Records drawn from a dataset
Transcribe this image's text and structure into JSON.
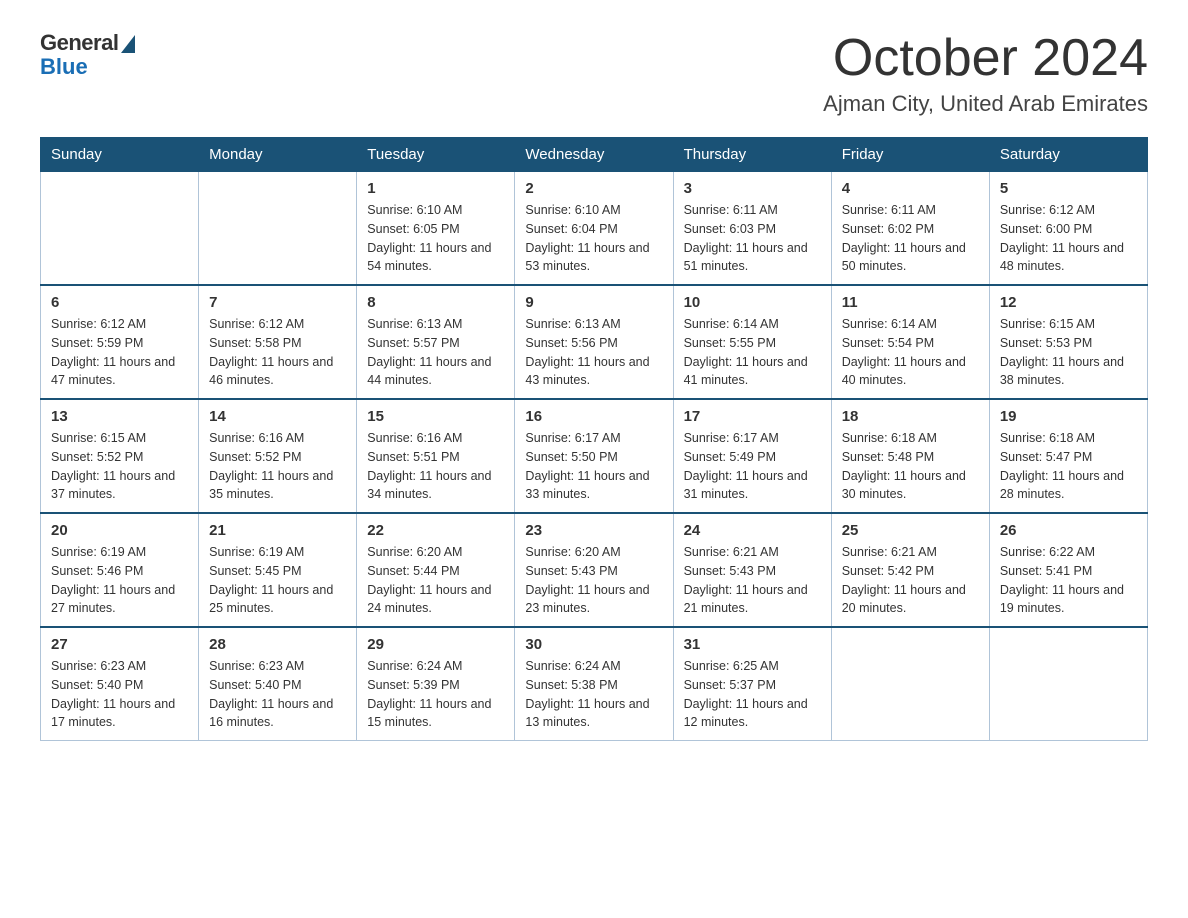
{
  "logo": {
    "general": "General",
    "blue": "Blue"
  },
  "title": "October 2024",
  "subtitle": "Ajman City, United Arab Emirates",
  "days_of_week": [
    "Sunday",
    "Monday",
    "Tuesday",
    "Wednesday",
    "Thursday",
    "Friday",
    "Saturday"
  ],
  "weeks": [
    [
      {
        "day": "",
        "sunrise": "",
        "sunset": "",
        "daylight": ""
      },
      {
        "day": "",
        "sunrise": "",
        "sunset": "",
        "daylight": ""
      },
      {
        "day": "1",
        "sunrise": "Sunrise: 6:10 AM",
        "sunset": "Sunset: 6:05 PM",
        "daylight": "Daylight: 11 hours and 54 minutes."
      },
      {
        "day": "2",
        "sunrise": "Sunrise: 6:10 AM",
        "sunset": "Sunset: 6:04 PM",
        "daylight": "Daylight: 11 hours and 53 minutes."
      },
      {
        "day": "3",
        "sunrise": "Sunrise: 6:11 AM",
        "sunset": "Sunset: 6:03 PM",
        "daylight": "Daylight: 11 hours and 51 minutes."
      },
      {
        "day": "4",
        "sunrise": "Sunrise: 6:11 AM",
        "sunset": "Sunset: 6:02 PM",
        "daylight": "Daylight: 11 hours and 50 minutes."
      },
      {
        "day": "5",
        "sunrise": "Sunrise: 6:12 AM",
        "sunset": "Sunset: 6:00 PM",
        "daylight": "Daylight: 11 hours and 48 minutes."
      }
    ],
    [
      {
        "day": "6",
        "sunrise": "Sunrise: 6:12 AM",
        "sunset": "Sunset: 5:59 PM",
        "daylight": "Daylight: 11 hours and 47 minutes."
      },
      {
        "day": "7",
        "sunrise": "Sunrise: 6:12 AM",
        "sunset": "Sunset: 5:58 PM",
        "daylight": "Daylight: 11 hours and 46 minutes."
      },
      {
        "day": "8",
        "sunrise": "Sunrise: 6:13 AM",
        "sunset": "Sunset: 5:57 PM",
        "daylight": "Daylight: 11 hours and 44 minutes."
      },
      {
        "day": "9",
        "sunrise": "Sunrise: 6:13 AM",
        "sunset": "Sunset: 5:56 PM",
        "daylight": "Daylight: 11 hours and 43 minutes."
      },
      {
        "day": "10",
        "sunrise": "Sunrise: 6:14 AM",
        "sunset": "Sunset: 5:55 PM",
        "daylight": "Daylight: 11 hours and 41 minutes."
      },
      {
        "day": "11",
        "sunrise": "Sunrise: 6:14 AM",
        "sunset": "Sunset: 5:54 PM",
        "daylight": "Daylight: 11 hours and 40 minutes."
      },
      {
        "day": "12",
        "sunrise": "Sunrise: 6:15 AM",
        "sunset": "Sunset: 5:53 PM",
        "daylight": "Daylight: 11 hours and 38 minutes."
      }
    ],
    [
      {
        "day": "13",
        "sunrise": "Sunrise: 6:15 AM",
        "sunset": "Sunset: 5:52 PM",
        "daylight": "Daylight: 11 hours and 37 minutes."
      },
      {
        "day": "14",
        "sunrise": "Sunrise: 6:16 AM",
        "sunset": "Sunset: 5:52 PM",
        "daylight": "Daylight: 11 hours and 35 minutes."
      },
      {
        "day": "15",
        "sunrise": "Sunrise: 6:16 AM",
        "sunset": "Sunset: 5:51 PM",
        "daylight": "Daylight: 11 hours and 34 minutes."
      },
      {
        "day": "16",
        "sunrise": "Sunrise: 6:17 AM",
        "sunset": "Sunset: 5:50 PM",
        "daylight": "Daylight: 11 hours and 33 minutes."
      },
      {
        "day": "17",
        "sunrise": "Sunrise: 6:17 AM",
        "sunset": "Sunset: 5:49 PM",
        "daylight": "Daylight: 11 hours and 31 minutes."
      },
      {
        "day": "18",
        "sunrise": "Sunrise: 6:18 AM",
        "sunset": "Sunset: 5:48 PM",
        "daylight": "Daylight: 11 hours and 30 minutes."
      },
      {
        "day": "19",
        "sunrise": "Sunrise: 6:18 AM",
        "sunset": "Sunset: 5:47 PM",
        "daylight": "Daylight: 11 hours and 28 minutes."
      }
    ],
    [
      {
        "day": "20",
        "sunrise": "Sunrise: 6:19 AM",
        "sunset": "Sunset: 5:46 PM",
        "daylight": "Daylight: 11 hours and 27 minutes."
      },
      {
        "day": "21",
        "sunrise": "Sunrise: 6:19 AM",
        "sunset": "Sunset: 5:45 PM",
        "daylight": "Daylight: 11 hours and 25 minutes."
      },
      {
        "day": "22",
        "sunrise": "Sunrise: 6:20 AM",
        "sunset": "Sunset: 5:44 PM",
        "daylight": "Daylight: 11 hours and 24 minutes."
      },
      {
        "day": "23",
        "sunrise": "Sunrise: 6:20 AM",
        "sunset": "Sunset: 5:43 PM",
        "daylight": "Daylight: 11 hours and 23 minutes."
      },
      {
        "day": "24",
        "sunrise": "Sunrise: 6:21 AM",
        "sunset": "Sunset: 5:43 PM",
        "daylight": "Daylight: 11 hours and 21 minutes."
      },
      {
        "day": "25",
        "sunrise": "Sunrise: 6:21 AM",
        "sunset": "Sunset: 5:42 PM",
        "daylight": "Daylight: 11 hours and 20 minutes."
      },
      {
        "day": "26",
        "sunrise": "Sunrise: 6:22 AM",
        "sunset": "Sunset: 5:41 PM",
        "daylight": "Daylight: 11 hours and 19 minutes."
      }
    ],
    [
      {
        "day": "27",
        "sunrise": "Sunrise: 6:23 AM",
        "sunset": "Sunset: 5:40 PM",
        "daylight": "Daylight: 11 hours and 17 minutes."
      },
      {
        "day": "28",
        "sunrise": "Sunrise: 6:23 AM",
        "sunset": "Sunset: 5:40 PM",
        "daylight": "Daylight: 11 hours and 16 minutes."
      },
      {
        "day": "29",
        "sunrise": "Sunrise: 6:24 AM",
        "sunset": "Sunset: 5:39 PM",
        "daylight": "Daylight: 11 hours and 15 minutes."
      },
      {
        "day": "30",
        "sunrise": "Sunrise: 6:24 AM",
        "sunset": "Sunset: 5:38 PM",
        "daylight": "Daylight: 11 hours and 13 minutes."
      },
      {
        "day": "31",
        "sunrise": "Sunrise: 6:25 AM",
        "sunset": "Sunset: 5:37 PM",
        "daylight": "Daylight: 11 hours and 12 minutes."
      },
      {
        "day": "",
        "sunrise": "",
        "sunset": "",
        "daylight": ""
      },
      {
        "day": "",
        "sunrise": "",
        "sunset": "",
        "daylight": ""
      }
    ]
  ]
}
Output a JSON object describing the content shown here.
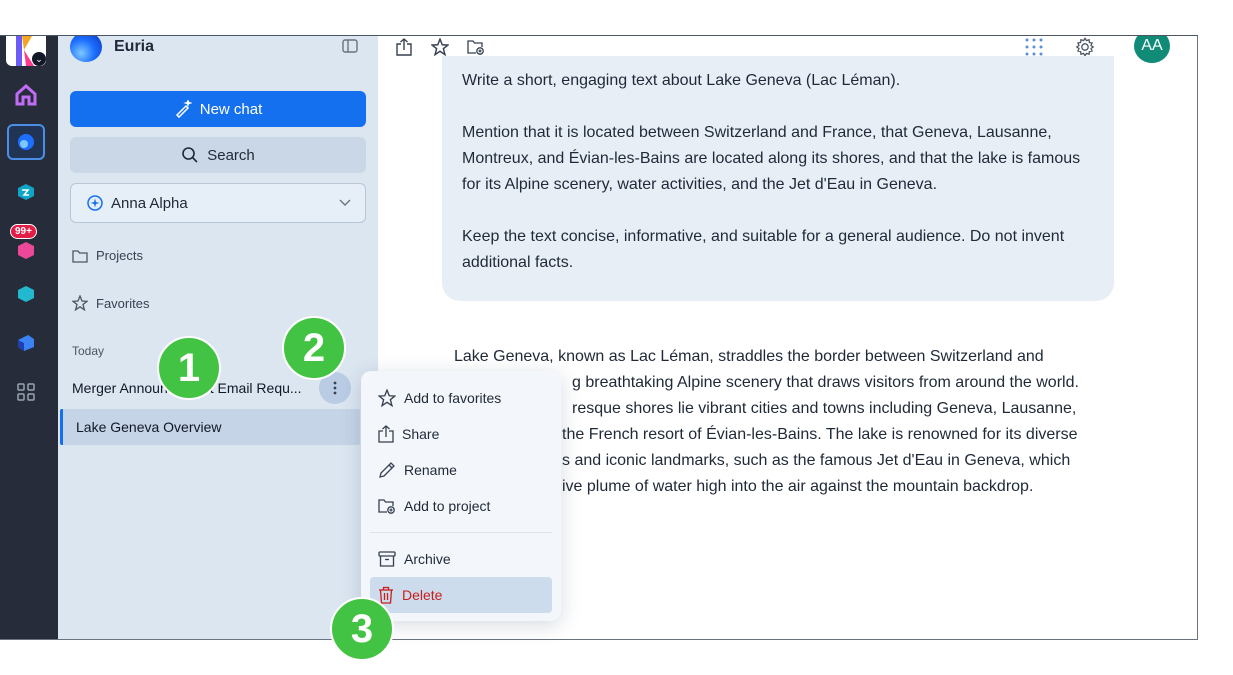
{
  "rail": {
    "logo_badge": "⌄",
    "notification_badge": "99+"
  },
  "sidebar": {
    "brand": "Euria",
    "new_chat_label": "New chat",
    "search_label": "Search",
    "model_label": "Anna Alpha",
    "projects_label": "Projects",
    "favorites_label": "Favorites",
    "today_label": "Today",
    "conversations": [
      {
        "title": "Merger Announcement Email Requ..."
      },
      {
        "title": "Lake Geneva Overview"
      }
    ]
  },
  "header": {
    "avatar_initials": "AA"
  },
  "chat": {
    "prompt_paragraphs": [
      "Write a short, engaging text about Lake Geneva (Lac Léman).",
      "Mention that it is located between Switzerland and France, that Geneva, Lausanne, Montreux, and Évian-les-Bains are located along its shores, and that the lake is famous for its Alpine scenery, water activities, and the Jet d'Eau in Geneva.",
      "Keep the text concise, informative, and suitable for a general audience. Do not invent additional facts."
    ],
    "answer_lines": [
      "Lake Geneva, known as Lac Léman, straddles the border between Switzerland and",
      "g breathtaking Alpine scenery that draws visitors from around the world.",
      "resque shores lie vibrant cities and towns including Geneva, Lausanne,",
      "the French resort of Évian-les-Bains. The lake is renowned for its diverse",
      "s and iconic landmarks, such as the famous Jet d'Eau in Geneva, which",
      "ive plume of water high into the air against the mountain backdrop."
    ]
  },
  "context_menu": {
    "items": [
      {
        "label": "Add to favorites",
        "icon": "star-icon"
      },
      {
        "label": "Share",
        "icon": "share-icon"
      },
      {
        "label": "Rename",
        "icon": "pencil-icon"
      },
      {
        "label": "Add to project",
        "icon": "folder-add-icon"
      },
      {
        "label": "Archive",
        "icon": "archive-icon"
      },
      {
        "label": "Delete",
        "icon": "trash-icon"
      }
    ]
  },
  "steps": [
    "1",
    "2",
    "3"
  ],
  "colors": {
    "accent": "#1570ef",
    "danger": "#c81e1e",
    "step_marker": "#43c343",
    "avatar": "#0f8b78"
  }
}
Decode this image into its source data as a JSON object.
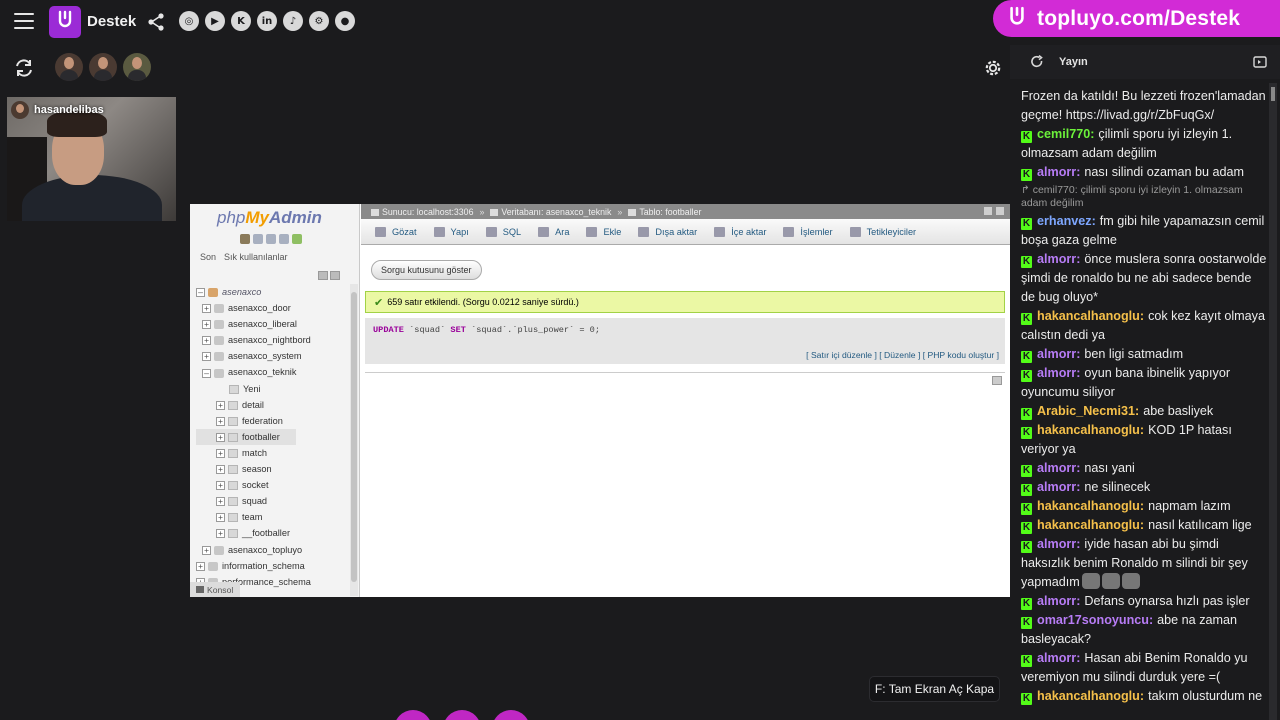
{
  "header": {
    "brand_name": "Destek",
    "socials": [
      {
        "name": "instagram-icon",
        "glyph": "◎"
      },
      {
        "name": "youtube-icon",
        "glyph": "▶"
      },
      {
        "name": "kick-icon",
        "glyph": "K"
      },
      {
        "name": "linkedin-icon",
        "glyph": "in"
      },
      {
        "name": "tiktok-icon",
        "glyph": "♪"
      },
      {
        "name": "steam-icon",
        "glyph": "⚙"
      },
      {
        "name": "github-icon",
        "glyph": "●"
      }
    ]
  },
  "banner": {
    "text": "topluyo.com/Destek",
    "color": "#d22bd6"
  },
  "webcam": {
    "username": "hasandelibas"
  },
  "pma": {
    "logo_php": "php",
    "logo_my": "My",
    "logo_admin": "Admin",
    "left_tabs": [
      "Son",
      "Sık kullanılanlar"
    ],
    "tree": [
      {
        "label": "asenaxco",
        "kind": "root",
        "toggle": "–"
      },
      {
        "label": "asenaxco_door",
        "kind": "db",
        "toggle": "+"
      },
      {
        "label": "asenaxco_liberal",
        "kind": "db",
        "toggle": "+"
      },
      {
        "label": "asenaxco_nightbord",
        "kind": "db",
        "toggle": "+"
      },
      {
        "label": "asenaxco_system",
        "kind": "db",
        "toggle": "+"
      },
      {
        "label": "asenaxco_teknik",
        "kind": "db",
        "toggle": "–"
      },
      {
        "label": "Yeni",
        "kind": "new"
      },
      {
        "label": "detail",
        "kind": "table",
        "toggle": "+"
      },
      {
        "label": "federation",
        "kind": "table",
        "toggle": "+"
      },
      {
        "label": "footballer",
        "kind": "table",
        "toggle": "+",
        "selected": true
      },
      {
        "label": "match",
        "kind": "table",
        "toggle": "+"
      },
      {
        "label": "season",
        "kind": "table",
        "toggle": "+"
      },
      {
        "label": "socket",
        "kind": "table",
        "toggle": "+"
      },
      {
        "label": "squad",
        "kind": "table",
        "toggle": "+"
      },
      {
        "label": "team",
        "kind": "table",
        "toggle": "+"
      },
      {
        "label": "__footballer",
        "kind": "table",
        "toggle": "+"
      },
      {
        "label": "asenaxco_topluyo",
        "kind": "db",
        "toggle": "+"
      },
      {
        "label": "information_schema",
        "kind": "topdb",
        "toggle": "+"
      },
      {
        "label": "performance_schema",
        "kind": "topdb",
        "toggle": "+"
      }
    ],
    "breadcrumb": [
      "Sunucu: localhost:3306",
      "Veritabanı: asenaxco_teknik",
      "Tablo: footballer"
    ],
    "menu": [
      "Gözat",
      "Yapı",
      "SQL",
      "Ara",
      "Ekle",
      "Dışa aktar",
      "İçe aktar",
      "İşlemler",
      "Tetikleyiciler"
    ],
    "show_query_button": "Sorgu kutusunu göster",
    "success_message": "659 satır etkilendi. (Sorgu 0.0212 saniye sürdü.)",
    "sql": {
      "kw1": "UPDATE",
      "part1": "`squad`",
      "kw2": "SET",
      "part2": "`squad`.`plus_power` = 0;"
    },
    "sql_links": "[ Satır içi düzenle ] [ Düzenle ] [ PHP kodu oluştur ]",
    "console_label": "Konsol"
  },
  "tooltip": "F: Tam Ekran Aç Kapa",
  "chat": {
    "title": "Yayın",
    "messages": [
      {
        "text": "Frozen da katıldı! Bu lezzeti frozen'lamadan geçme! https://livad.gg/r/ZbFuqGx/"
      },
      {
        "user": "cemil770:",
        "color": "#6cf23a",
        "text": "çilimli sporu iyi izleyin 1. olmazsam adam değilim"
      },
      {
        "user": "almorr:",
        "color": "#b77cf5",
        "text": "nası silindi ozaman bu adam",
        "reply": "↱ cemil770: çilimli sporu iyi izleyin 1. olmazsam adam değilim"
      },
      {
        "user": "erhanvez:",
        "color": "#7ea7ff",
        "text": "fm gibi hile yapamazsın cemil boşa gaza gelme"
      },
      {
        "user": "almorr:",
        "color": "#b77cf5",
        "text": "önce muslera sonra oostarwolde şimdi de ronaldo bu ne abi sadece bende de bug oluyo*"
      },
      {
        "user": "hakancalhanoglu:",
        "color": "#f5c04a",
        "text": "cok kez kayıt olmaya calıstın dedi ya"
      },
      {
        "user": "almorr:",
        "color": "#b77cf5",
        "text": "ben ligi satmadım"
      },
      {
        "user": "almorr:",
        "color": "#b77cf5",
        "text": "oyun bana ibinelik yapıyor oyuncumu siliyor"
      },
      {
        "user": "Arabic_Necmi31:",
        "color": "#f5c04a",
        "text": "abe basliyek"
      },
      {
        "user": "hakancalhanoglu:",
        "color": "#f5c04a",
        "text": "KOD 1P hatası veriyor ya"
      },
      {
        "user": "almorr:",
        "color": "#b77cf5",
        "text": "nası yani"
      },
      {
        "user": "almorr:",
        "color": "#b77cf5",
        "text": "ne silinecek"
      },
      {
        "user": "hakancalhanoglu:",
        "color": "#f5c04a",
        "text": "napmam lazım"
      },
      {
        "user": "hakancalhanoglu:",
        "color": "#f5c04a",
        "text": "nasıl katılıcam lige"
      },
      {
        "user": "almorr:",
        "color": "#b77cf5",
        "text": "iyide hasan abi bu şimdi haksızlık benim Ronaldo m silindi bir şey yapmadım",
        "emotes": 3
      },
      {
        "user": "almorr:",
        "color": "#b77cf5",
        "text": "Defans oynarsa hızlı pas işler"
      },
      {
        "user": "omar17sonoyuncu:",
        "color": "#b77cf5",
        "text": "abe na zaman basleyacak?"
      },
      {
        "user": "almorr:",
        "color": "#b77cf5",
        "text": "Hasan abi Benim Ronaldo yu veremiyon mu silindi durduk yere =("
      },
      {
        "user": "hakancalhanoglu:",
        "color": "#f5c04a",
        "text": "takım olusturdum ne"
      }
    ]
  }
}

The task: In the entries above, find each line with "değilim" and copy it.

Task result:
        "text": "çilimli sporu iyi izleyin 1. olmazsam adam değilim"
        "reply": "↱ cemil770: çilimli sporu iyi izleyin 1. olmazsam adam değilim"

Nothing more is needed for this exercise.